A good adviser shouldn’t make a recommendation without determining your needs, objectives and feelings about risk. I know that it is hard for some clients to verbalize, it takes skill on our part to obtain this information.

It is vital that your adviser understands you. As a registered principal, I look at trades to determine if they are right for the client. Each person is different, so one size fits all investments are questionable.

Very important as well is having an adviser who has demonstrated knowledge of many types of investments and an established track record. Just because it is the only investment that the brokerage firms sells does not mean it is automatically right for you. Does the brokerage firm offer various and diverse investment choices? Are they limited on product? Research?

If your main interest is stocks, you want an adviser who watches the day-to-day movements of the market. If your interest is in bonds, you want an adviser who deals in them regularly and understands the bond market. Does he or she have a lot of bonds to offer with various maturities and credit quality? Can he or she go to other firms for inventory? You should get the bond that is right for you, not the one that your adviser just happens to have available.

If you are paying a full service fee or commission, are you getting what you pay for? This is a real hot button with me as I think that if you are doing a lot of the research yourself and that includes buy and sell timing or your adviser has difficulty answering your questions, you may want to look elsewhere. You need to understand your fees.

These days, with uncertainty in the marketplace, it pays to be aware of the true dollars and cents value of the advice that you receive. The bottom line is performance.

Examine how the investments your adviser has recommended over time have done. Did you make money?
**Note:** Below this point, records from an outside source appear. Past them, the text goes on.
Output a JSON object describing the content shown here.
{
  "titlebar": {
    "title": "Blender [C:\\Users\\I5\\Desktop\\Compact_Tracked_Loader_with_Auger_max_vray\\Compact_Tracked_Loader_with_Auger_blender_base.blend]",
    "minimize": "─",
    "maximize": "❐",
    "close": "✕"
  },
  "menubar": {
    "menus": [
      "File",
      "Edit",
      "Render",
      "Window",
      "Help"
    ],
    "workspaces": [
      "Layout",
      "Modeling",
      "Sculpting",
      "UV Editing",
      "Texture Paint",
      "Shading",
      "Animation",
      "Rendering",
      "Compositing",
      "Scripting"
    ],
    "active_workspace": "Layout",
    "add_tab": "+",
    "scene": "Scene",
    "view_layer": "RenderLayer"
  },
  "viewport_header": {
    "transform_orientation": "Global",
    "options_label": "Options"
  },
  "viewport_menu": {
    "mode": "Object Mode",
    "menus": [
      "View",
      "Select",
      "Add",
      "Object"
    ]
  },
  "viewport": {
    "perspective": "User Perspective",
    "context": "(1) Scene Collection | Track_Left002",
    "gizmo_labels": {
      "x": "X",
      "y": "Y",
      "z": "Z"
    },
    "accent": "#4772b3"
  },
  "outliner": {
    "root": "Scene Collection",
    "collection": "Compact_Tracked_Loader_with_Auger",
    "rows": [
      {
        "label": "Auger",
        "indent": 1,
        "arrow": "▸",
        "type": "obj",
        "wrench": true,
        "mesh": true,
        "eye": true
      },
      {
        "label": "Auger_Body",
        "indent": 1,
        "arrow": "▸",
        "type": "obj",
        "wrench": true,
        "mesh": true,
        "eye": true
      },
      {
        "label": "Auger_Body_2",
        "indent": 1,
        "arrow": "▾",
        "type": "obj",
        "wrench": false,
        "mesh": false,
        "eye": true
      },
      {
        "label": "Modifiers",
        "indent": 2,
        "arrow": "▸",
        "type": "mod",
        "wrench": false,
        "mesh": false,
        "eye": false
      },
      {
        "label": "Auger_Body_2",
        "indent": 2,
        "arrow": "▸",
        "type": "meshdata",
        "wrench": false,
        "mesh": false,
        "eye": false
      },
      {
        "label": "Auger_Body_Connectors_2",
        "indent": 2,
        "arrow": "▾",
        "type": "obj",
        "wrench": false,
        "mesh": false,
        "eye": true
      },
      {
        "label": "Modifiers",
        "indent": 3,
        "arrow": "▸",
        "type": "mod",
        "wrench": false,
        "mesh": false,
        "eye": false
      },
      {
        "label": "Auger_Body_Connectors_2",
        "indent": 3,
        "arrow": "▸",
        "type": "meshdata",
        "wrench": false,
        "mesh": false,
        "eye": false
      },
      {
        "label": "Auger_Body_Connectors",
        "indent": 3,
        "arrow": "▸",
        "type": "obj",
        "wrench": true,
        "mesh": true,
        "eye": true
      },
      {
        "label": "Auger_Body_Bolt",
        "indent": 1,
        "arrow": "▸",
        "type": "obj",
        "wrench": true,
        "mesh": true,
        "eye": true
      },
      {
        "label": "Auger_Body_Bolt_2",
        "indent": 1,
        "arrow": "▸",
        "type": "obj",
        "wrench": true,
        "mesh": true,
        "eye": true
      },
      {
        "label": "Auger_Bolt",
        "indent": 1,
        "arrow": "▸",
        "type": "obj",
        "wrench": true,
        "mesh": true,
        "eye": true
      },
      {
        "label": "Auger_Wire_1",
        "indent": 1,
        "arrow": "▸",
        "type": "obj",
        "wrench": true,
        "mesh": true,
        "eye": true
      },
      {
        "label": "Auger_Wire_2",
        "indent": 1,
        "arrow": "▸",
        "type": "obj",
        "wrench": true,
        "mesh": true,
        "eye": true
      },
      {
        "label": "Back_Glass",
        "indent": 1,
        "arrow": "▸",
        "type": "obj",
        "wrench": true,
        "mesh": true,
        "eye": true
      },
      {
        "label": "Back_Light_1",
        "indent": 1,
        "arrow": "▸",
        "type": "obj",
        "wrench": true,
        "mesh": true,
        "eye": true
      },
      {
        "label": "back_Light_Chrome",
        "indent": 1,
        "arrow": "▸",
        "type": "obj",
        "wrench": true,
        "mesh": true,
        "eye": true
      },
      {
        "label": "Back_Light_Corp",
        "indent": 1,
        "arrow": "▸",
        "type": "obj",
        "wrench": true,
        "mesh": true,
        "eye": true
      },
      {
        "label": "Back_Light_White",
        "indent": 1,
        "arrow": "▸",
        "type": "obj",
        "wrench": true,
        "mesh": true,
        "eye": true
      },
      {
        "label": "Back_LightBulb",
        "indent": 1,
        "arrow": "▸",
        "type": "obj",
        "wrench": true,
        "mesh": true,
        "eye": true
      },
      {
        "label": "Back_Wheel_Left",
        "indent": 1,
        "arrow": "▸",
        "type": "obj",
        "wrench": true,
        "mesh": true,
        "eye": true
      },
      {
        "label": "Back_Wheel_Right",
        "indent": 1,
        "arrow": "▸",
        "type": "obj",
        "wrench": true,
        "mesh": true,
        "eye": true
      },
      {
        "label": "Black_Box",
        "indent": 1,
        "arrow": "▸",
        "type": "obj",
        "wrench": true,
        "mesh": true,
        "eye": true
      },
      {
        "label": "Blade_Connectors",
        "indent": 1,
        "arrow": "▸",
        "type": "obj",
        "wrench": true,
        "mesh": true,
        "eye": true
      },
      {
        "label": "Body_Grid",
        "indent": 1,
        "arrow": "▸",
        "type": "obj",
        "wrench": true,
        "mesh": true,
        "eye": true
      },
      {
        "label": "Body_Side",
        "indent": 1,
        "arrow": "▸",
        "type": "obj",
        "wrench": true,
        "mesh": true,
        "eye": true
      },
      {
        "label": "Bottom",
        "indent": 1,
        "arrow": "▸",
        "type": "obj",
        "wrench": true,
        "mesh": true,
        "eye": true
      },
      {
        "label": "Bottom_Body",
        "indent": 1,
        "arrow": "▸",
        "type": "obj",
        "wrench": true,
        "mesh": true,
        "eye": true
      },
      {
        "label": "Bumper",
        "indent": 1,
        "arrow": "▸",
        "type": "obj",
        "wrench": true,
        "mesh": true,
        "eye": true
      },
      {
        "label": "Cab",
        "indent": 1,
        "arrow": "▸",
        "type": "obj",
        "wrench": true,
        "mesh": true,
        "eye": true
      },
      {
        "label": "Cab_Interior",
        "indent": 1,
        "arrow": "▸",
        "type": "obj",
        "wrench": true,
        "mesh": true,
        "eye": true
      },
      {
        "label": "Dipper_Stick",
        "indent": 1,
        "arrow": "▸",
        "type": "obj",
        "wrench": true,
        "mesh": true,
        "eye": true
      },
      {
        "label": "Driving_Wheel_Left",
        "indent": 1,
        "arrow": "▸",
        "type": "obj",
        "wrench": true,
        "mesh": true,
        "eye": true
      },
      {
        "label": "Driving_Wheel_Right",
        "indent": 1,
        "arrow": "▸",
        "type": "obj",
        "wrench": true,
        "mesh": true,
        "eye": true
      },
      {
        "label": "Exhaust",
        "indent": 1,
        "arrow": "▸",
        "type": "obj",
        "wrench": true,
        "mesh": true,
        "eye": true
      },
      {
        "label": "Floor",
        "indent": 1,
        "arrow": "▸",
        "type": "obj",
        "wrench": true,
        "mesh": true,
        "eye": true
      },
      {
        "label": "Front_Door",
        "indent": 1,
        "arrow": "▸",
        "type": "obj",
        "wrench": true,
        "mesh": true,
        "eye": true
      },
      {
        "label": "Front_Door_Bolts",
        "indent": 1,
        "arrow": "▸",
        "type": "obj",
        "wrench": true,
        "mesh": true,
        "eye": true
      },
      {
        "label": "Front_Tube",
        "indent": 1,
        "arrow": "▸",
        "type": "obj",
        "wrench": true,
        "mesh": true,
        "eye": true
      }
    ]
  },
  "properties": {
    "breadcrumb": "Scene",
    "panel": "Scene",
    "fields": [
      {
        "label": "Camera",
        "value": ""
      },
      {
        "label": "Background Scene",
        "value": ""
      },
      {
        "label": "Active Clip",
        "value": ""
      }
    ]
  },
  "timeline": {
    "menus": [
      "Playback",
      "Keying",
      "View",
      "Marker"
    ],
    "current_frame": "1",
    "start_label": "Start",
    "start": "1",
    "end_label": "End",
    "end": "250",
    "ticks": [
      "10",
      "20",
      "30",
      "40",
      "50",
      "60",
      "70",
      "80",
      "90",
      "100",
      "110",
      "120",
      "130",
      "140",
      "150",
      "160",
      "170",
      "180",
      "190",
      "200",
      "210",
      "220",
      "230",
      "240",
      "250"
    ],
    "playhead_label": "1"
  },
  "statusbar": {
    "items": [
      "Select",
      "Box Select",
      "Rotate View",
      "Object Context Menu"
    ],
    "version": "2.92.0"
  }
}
Could you have done better with your money in a savings account at the bank? If so, it may be time to get another adviser. Don’t make any short-term judgments about your adviser if you are long in the market.

There is a final revealing question you need to be asking. Are you achieving your investment goals? Be fair to your adviser here. If your stated objective is to earn 8 percent in the tax free market and you have, you should be pleased, even if you could have made more money in another investment. You would have assumed greater risk. If your stock is down and the overall market is down, it is not necessarily your adviser’s fault, but if you are consistently down or really underperforming the market and your risk tolerance has not changed, you may need new advice.

If you take all of the things I have mentioned, it should help you in selecting an adviser. Not all advisers may be as fabulous as me ( well, maybe a few), but you deserve to have the best. It is , after all, your money. I can be contacted at 841-4277.

– Carol Perry, a Northern Nevada resident since 1983, represents the firm of Wachovia Securities in Carson City.